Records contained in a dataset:

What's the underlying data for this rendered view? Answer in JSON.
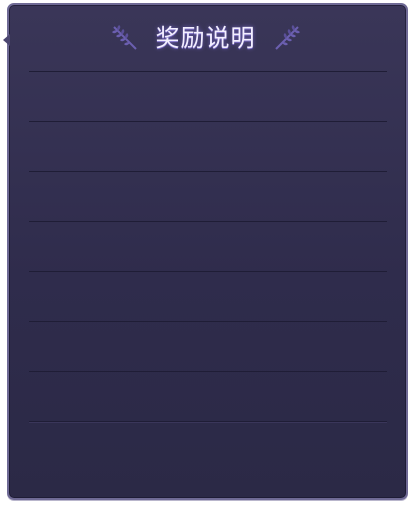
{
  "dialog": {
    "title": "奖励说明",
    "rows": [
      "",
      "",
      "",
      "",
      "",
      "",
      "",
      ""
    ],
    "colors": {
      "panel": "#2f2c4c",
      "border": "#6f6a95",
      "title_glow": "#7c6dc7",
      "laurel": "#6b5fb0"
    },
    "icons": {
      "left": "laurel-left-icon",
      "right": "laurel-right-icon"
    }
  }
}
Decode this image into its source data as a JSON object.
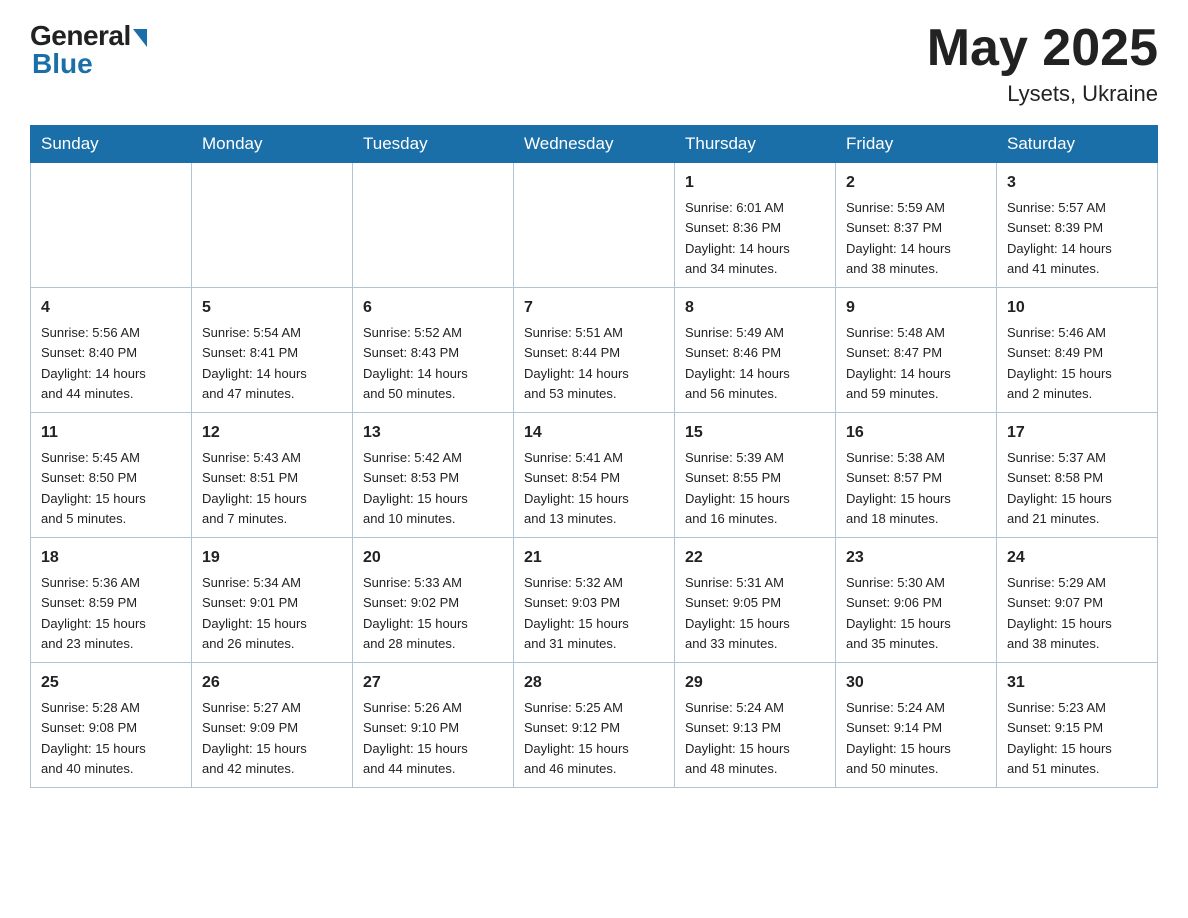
{
  "header": {
    "logo_general": "General",
    "logo_blue": "Blue",
    "title": "May 2025",
    "location": "Lysets, Ukraine"
  },
  "days_of_week": [
    "Sunday",
    "Monday",
    "Tuesday",
    "Wednesday",
    "Thursday",
    "Friday",
    "Saturday"
  ],
  "weeks": [
    [
      {
        "day": "",
        "info": ""
      },
      {
        "day": "",
        "info": ""
      },
      {
        "day": "",
        "info": ""
      },
      {
        "day": "",
        "info": ""
      },
      {
        "day": "1",
        "info": "Sunrise: 6:01 AM\nSunset: 8:36 PM\nDaylight: 14 hours\nand 34 minutes."
      },
      {
        "day": "2",
        "info": "Sunrise: 5:59 AM\nSunset: 8:37 PM\nDaylight: 14 hours\nand 38 minutes."
      },
      {
        "day": "3",
        "info": "Sunrise: 5:57 AM\nSunset: 8:39 PM\nDaylight: 14 hours\nand 41 minutes."
      }
    ],
    [
      {
        "day": "4",
        "info": "Sunrise: 5:56 AM\nSunset: 8:40 PM\nDaylight: 14 hours\nand 44 minutes."
      },
      {
        "day": "5",
        "info": "Sunrise: 5:54 AM\nSunset: 8:41 PM\nDaylight: 14 hours\nand 47 minutes."
      },
      {
        "day": "6",
        "info": "Sunrise: 5:52 AM\nSunset: 8:43 PM\nDaylight: 14 hours\nand 50 minutes."
      },
      {
        "day": "7",
        "info": "Sunrise: 5:51 AM\nSunset: 8:44 PM\nDaylight: 14 hours\nand 53 minutes."
      },
      {
        "day": "8",
        "info": "Sunrise: 5:49 AM\nSunset: 8:46 PM\nDaylight: 14 hours\nand 56 minutes."
      },
      {
        "day": "9",
        "info": "Sunrise: 5:48 AM\nSunset: 8:47 PM\nDaylight: 14 hours\nand 59 minutes."
      },
      {
        "day": "10",
        "info": "Sunrise: 5:46 AM\nSunset: 8:49 PM\nDaylight: 15 hours\nand 2 minutes."
      }
    ],
    [
      {
        "day": "11",
        "info": "Sunrise: 5:45 AM\nSunset: 8:50 PM\nDaylight: 15 hours\nand 5 minutes."
      },
      {
        "day": "12",
        "info": "Sunrise: 5:43 AM\nSunset: 8:51 PM\nDaylight: 15 hours\nand 7 minutes."
      },
      {
        "day": "13",
        "info": "Sunrise: 5:42 AM\nSunset: 8:53 PM\nDaylight: 15 hours\nand 10 minutes."
      },
      {
        "day": "14",
        "info": "Sunrise: 5:41 AM\nSunset: 8:54 PM\nDaylight: 15 hours\nand 13 minutes."
      },
      {
        "day": "15",
        "info": "Sunrise: 5:39 AM\nSunset: 8:55 PM\nDaylight: 15 hours\nand 16 minutes."
      },
      {
        "day": "16",
        "info": "Sunrise: 5:38 AM\nSunset: 8:57 PM\nDaylight: 15 hours\nand 18 minutes."
      },
      {
        "day": "17",
        "info": "Sunrise: 5:37 AM\nSunset: 8:58 PM\nDaylight: 15 hours\nand 21 minutes."
      }
    ],
    [
      {
        "day": "18",
        "info": "Sunrise: 5:36 AM\nSunset: 8:59 PM\nDaylight: 15 hours\nand 23 minutes."
      },
      {
        "day": "19",
        "info": "Sunrise: 5:34 AM\nSunset: 9:01 PM\nDaylight: 15 hours\nand 26 minutes."
      },
      {
        "day": "20",
        "info": "Sunrise: 5:33 AM\nSunset: 9:02 PM\nDaylight: 15 hours\nand 28 minutes."
      },
      {
        "day": "21",
        "info": "Sunrise: 5:32 AM\nSunset: 9:03 PM\nDaylight: 15 hours\nand 31 minutes."
      },
      {
        "day": "22",
        "info": "Sunrise: 5:31 AM\nSunset: 9:05 PM\nDaylight: 15 hours\nand 33 minutes."
      },
      {
        "day": "23",
        "info": "Sunrise: 5:30 AM\nSunset: 9:06 PM\nDaylight: 15 hours\nand 35 minutes."
      },
      {
        "day": "24",
        "info": "Sunrise: 5:29 AM\nSunset: 9:07 PM\nDaylight: 15 hours\nand 38 minutes."
      }
    ],
    [
      {
        "day": "25",
        "info": "Sunrise: 5:28 AM\nSunset: 9:08 PM\nDaylight: 15 hours\nand 40 minutes."
      },
      {
        "day": "26",
        "info": "Sunrise: 5:27 AM\nSunset: 9:09 PM\nDaylight: 15 hours\nand 42 minutes."
      },
      {
        "day": "27",
        "info": "Sunrise: 5:26 AM\nSunset: 9:10 PM\nDaylight: 15 hours\nand 44 minutes."
      },
      {
        "day": "28",
        "info": "Sunrise: 5:25 AM\nSunset: 9:12 PM\nDaylight: 15 hours\nand 46 minutes."
      },
      {
        "day": "29",
        "info": "Sunrise: 5:24 AM\nSunset: 9:13 PM\nDaylight: 15 hours\nand 48 minutes."
      },
      {
        "day": "30",
        "info": "Sunrise: 5:24 AM\nSunset: 9:14 PM\nDaylight: 15 hours\nand 50 minutes."
      },
      {
        "day": "31",
        "info": "Sunrise: 5:23 AM\nSunset: 9:15 PM\nDaylight: 15 hours\nand 51 minutes."
      }
    ]
  ]
}
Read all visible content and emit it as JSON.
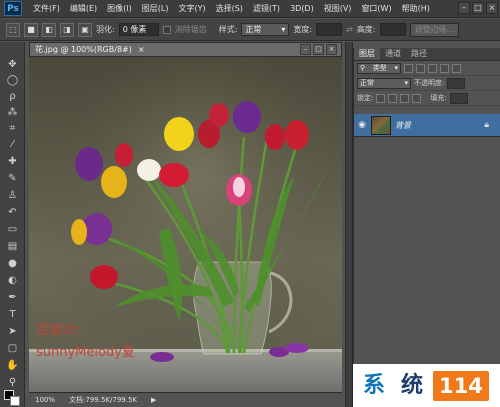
{
  "app": {
    "logo": "Ps"
  },
  "menu": [
    "文件(F)",
    "编辑(E)",
    "图像(I)",
    "图层(L)",
    "文字(Y)",
    "选择(S)",
    "滤镜(T)",
    "3D(D)",
    "视图(V)",
    "窗口(W)",
    "帮助(H)"
  ],
  "options": {
    "feather_label": "羽化:",
    "feather_value": "0 像素",
    "antialias_label": "消除锯齿",
    "style_label": "样式:",
    "style_value": "正常",
    "width_label": "宽度:",
    "height_label": "高度:",
    "refine_button": "调整边缘..."
  },
  "document": {
    "tab_title": "花.jpg @ 100%(RGB/8#)",
    "close": "×",
    "zoom": "100%",
    "doc_info": "文档:799.5K/799.5K"
  },
  "watermark": {
    "line1": "百度ID:",
    "line2": "sunnyMelody夏"
  },
  "layers": {
    "tabs": [
      "图层",
      "通道",
      "路径"
    ],
    "kind_label": "类型",
    "blend_mode": "正常",
    "opacity_label": "不透明度:",
    "lock_label": "锁定:",
    "fill_label": "填充:",
    "layer_name": "背景"
  },
  "badge": {
    "char1": "系",
    "char2": "统",
    "number": "114"
  },
  "colors": {
    "accent_layer": "#3f6e9f",
    "badge_orange": "#f07a1a",
    "badge_blue": "#0f73b8"
  },
  "icons": [
    "ps-logo-icon",
    "rect-marquee-icon",
    "eye-icon",
    "lock-icon"
  ]
}
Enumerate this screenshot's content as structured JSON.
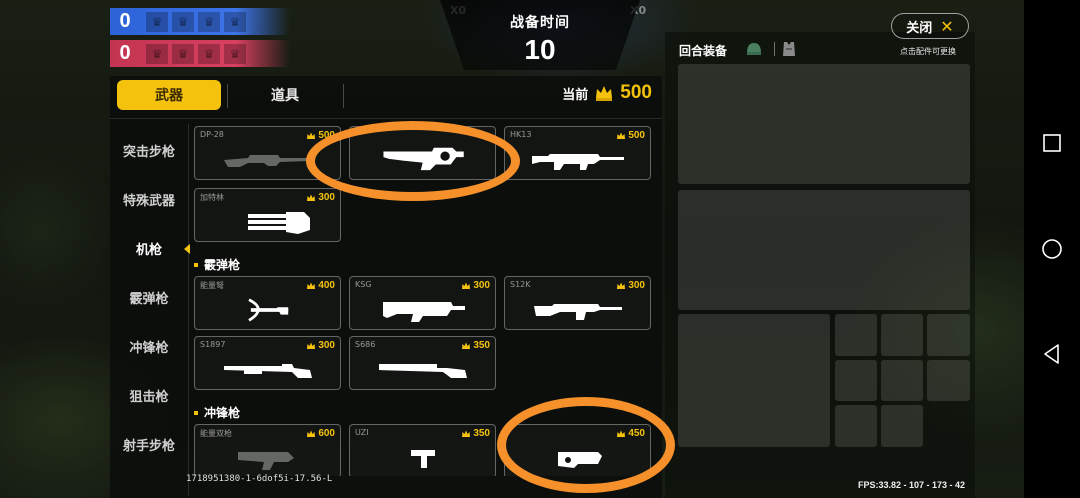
{
  "scoreboard": {
    "blue_score": "0",
    "red_score": "0"
  },
  "timer": {
    "title": "战备时间",
    "value": "10",
    "left_tag": "X0",
    "right_tag": "X0"
  },
  "tabs": {
    "weapons": "武器",
    "items": "道具"
  },
  "balance": {
    "label": "当前",
    "value": "500"
  },
  "categories": [
    {
      "label": "突击步枪",
      "active": false
    },
    {
      "label": "特殊武器",
      "active": false
    },
    {
      "label": "机枪",
      "active": true
    },
    {
      "label": "霰弹枪",
      "active": false
    },
    {
      "label": "冲锋枪",
      "active": false
    },
    {
      "label": "狙击枪",
      "active": false
    },
    {
      "label": "射手步枪",
      "active": false
    }
  ],
  "sections": {
    "shotgun": "霰弹枪",
    "smg": "冲锋枪"
  },
  "weapons": {
    "mg_row1": [
      {
        "name": "DP-28",
        "price": "500",
        "icon": "lmg-icon"
      },
      {
        "name": "",
        "price": "",
        "icon": "heavy-gun-icon"
      },
      {
        "name": "HK13",
        "price": "500",
        "icon": "lmg-icon"
      }
    ],
    "mg_row2": [
      {
        "name": "加特林",
        "price": "300",
        "icon": "gatling-icon"
      }
    ],
    "shotgun_row1": [
      {
        "name": "能量弩",
        "price": "400",
        "icon": "crossbow-icon"
      },
      {
        "name": "KSG",
        "price": "300",
        "icon": "shotgun-icon"
      },
      {
        "name": "S12K",
        "price": "300",
        "icon": "rifle-icon"
      }
    ],
    "shotgun_row2": [
      {
        "name": "S1897",
        "price": "300",
        "icon": "pump-shotgun-icon"
      },
      {
        "name": "S686",
        "price": "350",
        "icon": "double-barrel-icon"
      }
    ],
    "smg_row1": [
      {
        "name": "能量双枪",
        "price": "600",
        "icon": "dual-gun-icon"
      },
      {
        "name": "UZI",
        "price": "350",
        "icon": "uzi-icon"
      },
      {
        "name": "",
        "price": "450",
        "icon": "p90-icon"
      }
    ]
  },
  "build_id": "1718951380-1-6dof5i-17.56-L",
  "loadout": {
    "title": "回合装备"
  },
  "close": {
    "label": "关闭"
  },
  "hint": "点击配件可更换",
  "fps": "FPS:33.82 - 107 - 173 - 42",
  "colors": {
    "accent": "#f4c20d",
    "blue_team": "#2d62d8",
    "red_team": "#c23552",
    "annotation": "#f5902a"
  }
}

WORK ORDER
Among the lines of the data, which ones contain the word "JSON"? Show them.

ANSWER AREA
What's the underlying data for this rendered view? Answer in JSON.
Decode this image into its source data as a JSON object.
Read all visible content and emit it as JSON.
Enumerate this screenshot's content as structured JSON.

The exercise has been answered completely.